### [EXERCISE INSTRUCTIONS]
Please write out the listing exactly, with nothing altered.

[Start of Attachment]

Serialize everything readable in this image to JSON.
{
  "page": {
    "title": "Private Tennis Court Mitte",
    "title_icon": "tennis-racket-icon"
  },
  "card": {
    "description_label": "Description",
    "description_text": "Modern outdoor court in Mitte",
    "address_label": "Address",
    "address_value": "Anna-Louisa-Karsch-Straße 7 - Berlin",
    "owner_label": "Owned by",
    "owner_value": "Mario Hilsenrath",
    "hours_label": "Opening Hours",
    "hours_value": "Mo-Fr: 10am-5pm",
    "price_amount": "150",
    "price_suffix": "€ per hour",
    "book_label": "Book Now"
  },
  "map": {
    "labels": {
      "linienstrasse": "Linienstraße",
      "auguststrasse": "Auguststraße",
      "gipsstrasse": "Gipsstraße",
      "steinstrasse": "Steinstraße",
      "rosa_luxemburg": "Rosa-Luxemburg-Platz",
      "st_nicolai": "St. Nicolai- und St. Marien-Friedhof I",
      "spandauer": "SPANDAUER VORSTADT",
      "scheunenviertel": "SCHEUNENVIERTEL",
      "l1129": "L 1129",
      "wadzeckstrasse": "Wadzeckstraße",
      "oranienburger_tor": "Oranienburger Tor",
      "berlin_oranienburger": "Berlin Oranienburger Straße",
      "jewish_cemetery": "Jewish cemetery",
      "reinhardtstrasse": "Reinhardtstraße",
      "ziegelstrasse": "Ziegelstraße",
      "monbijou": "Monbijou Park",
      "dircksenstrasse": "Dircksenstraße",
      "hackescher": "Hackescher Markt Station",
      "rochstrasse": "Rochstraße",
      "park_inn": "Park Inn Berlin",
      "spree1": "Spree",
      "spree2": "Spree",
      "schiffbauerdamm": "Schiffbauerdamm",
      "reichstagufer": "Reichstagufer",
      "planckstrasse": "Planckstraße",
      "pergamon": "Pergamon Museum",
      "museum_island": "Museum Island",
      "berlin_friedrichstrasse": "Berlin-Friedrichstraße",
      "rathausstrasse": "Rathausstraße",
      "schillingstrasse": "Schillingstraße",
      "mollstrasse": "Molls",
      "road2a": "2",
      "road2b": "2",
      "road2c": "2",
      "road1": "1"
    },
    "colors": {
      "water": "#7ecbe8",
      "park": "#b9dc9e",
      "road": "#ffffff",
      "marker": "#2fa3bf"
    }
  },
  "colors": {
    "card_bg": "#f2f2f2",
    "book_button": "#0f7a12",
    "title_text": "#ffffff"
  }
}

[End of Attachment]

### [ANSWER BOX]
Serialize everything readable in this image to JSON.
{
  "page": {
    "title": "Private Tennis Court Mitte",
    "title_icon": "tennis-racket-icon"
  },
  "card": {
    "description_label": "Description",
    "description_text": "Modern outdoor court in Mitte",
    "address_label": "Address",
    "address_value": "Anna-Louisa-Karsch-Straße 7 - Berlin",
    "owner_label": "Owned by",
    "owner_value": "Mario Hilsenrath",
    "hours_label": "Opening Hours",
    "hours_value": "Mo-Fr: 10am-5pm",
    "price_amount": "150",
    "price_suffix": "€ per hour",
    "book_label": "Book Now"
  },
  "map": {
    "labels": {
      "linienstrasse": "Linienstraße",
      "auguststrasse": "Auguststraße",
      "gipsstrasse": "Gipsstraße",
      "steinstrasse": "Steinstraße",
      "rosa_luxemburg": "Rosa-Luxemburg-Platz",
      "st_nicolai": "St. Nicolai- und St. Marien-Friedhof I",
      "spandauer": "SPANDAUER VORSTADT",
      "scheunenviertel": "SCHEUNENVIERTEL",
      "l1129": "L 1129",
      "wadzeckstrasse": "Wadzeckstraße",
      "oranienburger_tor": "Oranienburger Tor",
      "berlin_oranienburger": "Berlin Oranienburger Straße",
      "jewish_cemetery": "Jewish cemetery",
      "reinhardtstrasse": "Reinhardtstraße",
      "ziegelstrasse": "Ziegelstraße",
      "monbijou": "Monbijou Park",
      "dircksenstrasse": "Dircksenstraße",
      "hackescher": "Hackescher Markt Station",
      "rochstrasse": "Rochstraße",
      "park_inn": "Park Inn Berlin",
      "spree1": "Spree",
      "spree2": "Spree",
      "schiffbauerdamm": "Schiffbauerdamm",
      "reichstagufer": "Reichstagufer",
      "planckstrasse": "Planckstraße",
      "pergamon": "Pergamon Museum",
      "museum_island": "Museum Island",
      "berlin_friedrichstrasse": "Berlin-Friedrichstraße",
      "rathausstrasse": "Rathausstraße",
      "schillingstrasse": "Schillingstraße",
      "mollstrasse": "Molls",
      "road2a": "2",
      "road2b": "2",
      "road2c": "2",
      "road1": "1"
    },
    "colors": {
      "water": "#7ecbe8",
      "park": "#b9dc9e",
      "road": "#ffffff",
      "marker": "#2fa3bf"
    }
  },
  "colors": {
    "card_bg": "#f2f2f2",
    "book_button": "#0f7a12",
    "title_text": "#ffffff"
  }
}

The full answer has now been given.